We were “this close” to placing a bid on Rathbone. In fact, we called our realtor, told her we wanted to make an offer and met her at the property to see it one last time. The home sat on a dead end private street (meaning the residents living on that street were responsible for repair, snow plowing, etc) in the city of Grosse Pointe. The street itself is beautiful, lined with large stately homes (most much larger than the one we were looking at). It was 3200 square feet and built in 1956.
The home had many great updates, but unfortunately, not in the style that we prefer. Lots of dark and lots of gold. The selling agent made a point of telling us that all the fixtures in the home were recently updated to brass (which we would have switched out first thing). Still, the home was well taken care of, something that is a huge selling point for us.
The best thing about this place was the backyard. A built-in fireplace, new patio, lots of space and a “secret” doorway to access the city park, which was just over the backyard fence. When we first viewed the house, we didn’t pay much attention to the park, but the second time we went there (the day we were planning on placing a bid), it was Memorial Day. From the backyard, we could see and hear the 30+ groups of people enjoying their holiday. As my husband pointed out, it was a happy kind of noise and something we probably wouldn’t notice after a while. Me, I wasn’t so sure. I felt exposed and hesitant to share my living space with all of Grosse Pointe.
We talked it over that night and decided not to make an offer. My husband wasn’t in love with it, so he was fine letting it go. Plus, it was at the high end of our price range, which would mean we could do very little in terms of remodeling or decorating. It sold a few weeks later.
Stephens is a coveted street in Grosse Pointe Farms. Meaning that if you say you live on Stephens, people might say, “oh!” Meaning, it’s a very picturesque area, with beautiful (and expensive) homes. This particular home was the Canadian consulate. It was in pristine condition and everything was redone. It had a great open floor plan with sliding doors off the family and dining rooms.
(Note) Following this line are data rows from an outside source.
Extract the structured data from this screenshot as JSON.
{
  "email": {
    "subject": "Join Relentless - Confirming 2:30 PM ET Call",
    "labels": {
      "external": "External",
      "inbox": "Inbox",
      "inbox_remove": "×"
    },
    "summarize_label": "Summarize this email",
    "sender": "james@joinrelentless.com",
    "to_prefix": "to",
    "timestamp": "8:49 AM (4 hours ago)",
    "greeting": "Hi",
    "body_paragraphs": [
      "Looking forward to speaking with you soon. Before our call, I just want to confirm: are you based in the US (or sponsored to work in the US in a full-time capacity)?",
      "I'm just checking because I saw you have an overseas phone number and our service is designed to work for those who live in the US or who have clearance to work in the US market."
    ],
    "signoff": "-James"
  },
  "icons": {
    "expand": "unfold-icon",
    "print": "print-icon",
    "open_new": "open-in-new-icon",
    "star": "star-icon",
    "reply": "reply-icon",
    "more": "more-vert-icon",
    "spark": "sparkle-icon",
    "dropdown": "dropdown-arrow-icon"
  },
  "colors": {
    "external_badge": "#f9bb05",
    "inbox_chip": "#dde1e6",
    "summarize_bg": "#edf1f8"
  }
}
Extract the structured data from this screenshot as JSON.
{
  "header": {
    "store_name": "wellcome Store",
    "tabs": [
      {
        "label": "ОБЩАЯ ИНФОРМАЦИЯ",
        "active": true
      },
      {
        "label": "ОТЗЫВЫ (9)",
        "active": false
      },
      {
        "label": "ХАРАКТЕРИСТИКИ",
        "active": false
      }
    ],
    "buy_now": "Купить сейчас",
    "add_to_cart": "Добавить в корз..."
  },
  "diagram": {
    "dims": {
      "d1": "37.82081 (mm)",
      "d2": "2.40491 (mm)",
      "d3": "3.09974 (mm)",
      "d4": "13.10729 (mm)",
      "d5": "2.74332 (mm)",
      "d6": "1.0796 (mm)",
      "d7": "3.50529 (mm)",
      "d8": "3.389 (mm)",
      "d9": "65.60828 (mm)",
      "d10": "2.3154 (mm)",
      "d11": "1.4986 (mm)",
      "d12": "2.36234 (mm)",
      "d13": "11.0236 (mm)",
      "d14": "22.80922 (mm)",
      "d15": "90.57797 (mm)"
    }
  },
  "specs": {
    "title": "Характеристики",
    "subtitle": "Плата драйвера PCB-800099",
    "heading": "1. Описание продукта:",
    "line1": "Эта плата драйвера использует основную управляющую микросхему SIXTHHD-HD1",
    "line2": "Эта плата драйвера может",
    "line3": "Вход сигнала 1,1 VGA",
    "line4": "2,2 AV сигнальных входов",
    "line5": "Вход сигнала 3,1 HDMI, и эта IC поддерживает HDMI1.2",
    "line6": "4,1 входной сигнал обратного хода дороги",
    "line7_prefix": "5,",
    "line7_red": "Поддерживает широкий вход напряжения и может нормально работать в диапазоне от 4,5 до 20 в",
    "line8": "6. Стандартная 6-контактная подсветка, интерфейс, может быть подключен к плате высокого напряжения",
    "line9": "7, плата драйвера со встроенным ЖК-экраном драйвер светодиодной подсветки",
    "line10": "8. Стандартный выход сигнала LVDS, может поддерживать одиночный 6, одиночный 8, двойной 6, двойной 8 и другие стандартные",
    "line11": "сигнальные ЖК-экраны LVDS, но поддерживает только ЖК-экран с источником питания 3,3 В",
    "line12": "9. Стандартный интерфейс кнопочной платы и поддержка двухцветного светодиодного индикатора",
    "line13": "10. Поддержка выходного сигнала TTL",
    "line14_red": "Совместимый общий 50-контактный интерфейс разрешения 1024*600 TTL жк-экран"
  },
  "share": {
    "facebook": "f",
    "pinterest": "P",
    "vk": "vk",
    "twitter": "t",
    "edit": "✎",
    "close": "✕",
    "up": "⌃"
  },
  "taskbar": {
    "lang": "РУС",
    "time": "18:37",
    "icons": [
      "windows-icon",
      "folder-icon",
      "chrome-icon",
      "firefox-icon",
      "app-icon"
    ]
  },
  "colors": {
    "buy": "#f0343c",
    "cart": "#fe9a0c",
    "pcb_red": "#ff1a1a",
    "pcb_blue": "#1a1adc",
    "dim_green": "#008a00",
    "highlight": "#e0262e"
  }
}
At 4600 square feet and six bedrooms, it was a little out of our price range comfort zone, but we looked at it anyway.
My husband really liked the spacious rooms and the fact that he would be able to have an office not in the basement (which actually would have been a great place for an office – it was finished like a main floor). And yes the kitchen had the best appliances and cabinets, but the whole place felt very sterile to me and I’m not sure that could have been remedied with decor (which we wouldn’t have been able to afford anyway, had we bought the house).
We didn’t have to discuss it long, though, because two days after we looked at it, our realtor called and said the sellers had received multiple offers (one of which they accepted later that day). It had been on the market for three days.
Cloverly is a street one block parallel to Stephens. Another coveted street in Grosse Pointe Farms. Of all the places we saw, we loved Cloverly the most. It had a gorgeous facade, big backyard and lots of character. It was built in 1929, was 4200 square feet and had five bedrooms. The owners took excellent care of the place and it showed.
BUT….the garage was small. It wouldn’t fit the motorcycle and it probably wouldn’t have fit both of our cars, or if it did, no one would be able to open any doors. The kitchen needed updates and it faced the street. And it was segregated from the rest of the house (being part of the servants, area back in the day) so whoever was cooking (me) would be totally alone (and not be able to keep an eye on the kids). And, if again I’m recalling correctly, I think this is the home where the basement ceiling was also quite low, which meant more ducking for the husband.
No matter how much we tried to justify its shortcomings, we could not bring ourselves to place a bid. After our first walk-through (I think we did three?), the owners lowered the price by $25,000 (or $30. Something like that). It sold shortly afterwards.
We still look longingly at the Cloverly house when we drive by. It was the one that got away. Fortunately. Because Lord knows I would not be happy up in that kitchen.